Moab mayor calls on Utah governor to oppose Sand Flats drilling

Herbert previously voiced opposition to leasing proposal near Zion

Water sits atop slickrock inside Sand Flats Recreation Area, above Moab’s sole source aquifer, and where the Bureau of Land Management has proposed two parcels for oil and gas leasing. Photo by Carter Pape

During a press call Tuesday morning to discuss oil and gas leasing in the Sand Flats Recreation Area that the Bureau of Land Management proposed after two parcels were anonymously nominated for development, Moab Mayor Emily Niehaus called on Utah Gov. Gary Herbert to oppose the proposed leases.

Herbert previously opposed oil and gas leasing proposed in Washington County, near Dinosaur National Monument and Zion National Park. Now, the BLM is considering two parcels in Sand Flats for similar development.

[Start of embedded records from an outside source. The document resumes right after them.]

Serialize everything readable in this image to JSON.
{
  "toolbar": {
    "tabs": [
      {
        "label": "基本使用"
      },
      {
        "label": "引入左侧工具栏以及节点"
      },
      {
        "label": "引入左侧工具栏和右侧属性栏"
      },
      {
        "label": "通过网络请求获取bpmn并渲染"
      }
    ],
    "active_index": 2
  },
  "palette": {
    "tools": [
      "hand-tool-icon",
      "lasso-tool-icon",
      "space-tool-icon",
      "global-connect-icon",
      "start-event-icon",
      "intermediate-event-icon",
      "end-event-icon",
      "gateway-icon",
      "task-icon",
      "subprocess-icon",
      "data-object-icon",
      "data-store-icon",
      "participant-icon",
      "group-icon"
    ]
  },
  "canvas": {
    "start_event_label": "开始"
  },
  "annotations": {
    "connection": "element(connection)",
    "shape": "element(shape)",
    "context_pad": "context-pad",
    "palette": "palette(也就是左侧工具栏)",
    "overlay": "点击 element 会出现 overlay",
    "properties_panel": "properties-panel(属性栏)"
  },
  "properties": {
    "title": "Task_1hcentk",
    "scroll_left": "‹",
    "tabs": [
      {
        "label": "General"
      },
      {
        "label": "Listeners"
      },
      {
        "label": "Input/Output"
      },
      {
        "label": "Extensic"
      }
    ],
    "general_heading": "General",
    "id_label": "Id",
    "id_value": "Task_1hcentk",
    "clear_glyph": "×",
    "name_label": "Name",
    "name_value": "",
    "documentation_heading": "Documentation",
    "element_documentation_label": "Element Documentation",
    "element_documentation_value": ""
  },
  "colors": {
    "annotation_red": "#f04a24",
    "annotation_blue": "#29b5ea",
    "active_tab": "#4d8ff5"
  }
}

“My request today is actually one for our governor, Gary Herbert, that he will repeat the action he took … in Washington County and that he will support Moab City in the removal of parcels 11 and 12, protecting Moab’s precious drinking water and, for these two parcels, prioritizing the recreation economy over resource development,” Niehaus said.

In July 2017, when the BLM was considering to put three parcels near the national monument out to bid for oil and gas leasing, Herbert stepped in to voice his opposition.

“As the parcels are near the boundary of Dinosaur National Monument, the State wishes to ensure leasing of these parcels does not impact visual resources or cause light or sound disturbances within the national monument,” said Herbert at the time.

Following opposition from Herbert and other state and local officials, the BLM withdrew, deferring action on the parcels in question indefinitely.

Now, Niehaus, faced with the prospect of parcels in Sand Flats going out to bid for oil and gas leasing, wants Herbert to repeat that opposition on Moab’s behalf.

Beyond a recreation resource being at risk, Niehaus and other officials said that the Moab Valley’s sole source aquifer — the area’s only source for drinking water — is also at risk. The parcels sit partially on top of the aquifer, raising fears among local officials about the prospect of water quality deterioration if the parcels are, in the end, drilled for oil and gas.

The potential success of drilling in Sand Flats for oil and gas, however, is dubious. A well drilled in 1971 less than a mile from one of the parcels, the easternmost of the two, came up dry, according to state data. Such has been the case for each of the 20 other wells nearest the two parcels, all within roughly 6 miles of the proposed sites.

Beyond the lack of potential for drawing any oil or gas from the ground underneath Sand Flats, there are also considerable physical limitations. The BLM forbids surface occupancy of drilling operations inside Sand Flats; that means anyone looking to extract from one or both sites would have to drill horizontally, underground, from outside the recreation area to access the parcels.

Grand County Council Chair Mary McGann was also on the conference call Tuesday morning. When a reporter from The Hill asked participants on the call whether they were considering legal action in the matter, McGann said that it was one option on the table.

“Yes, we would consider that if need be, but hopefully they do what is right and remove those parcels,” McGann said.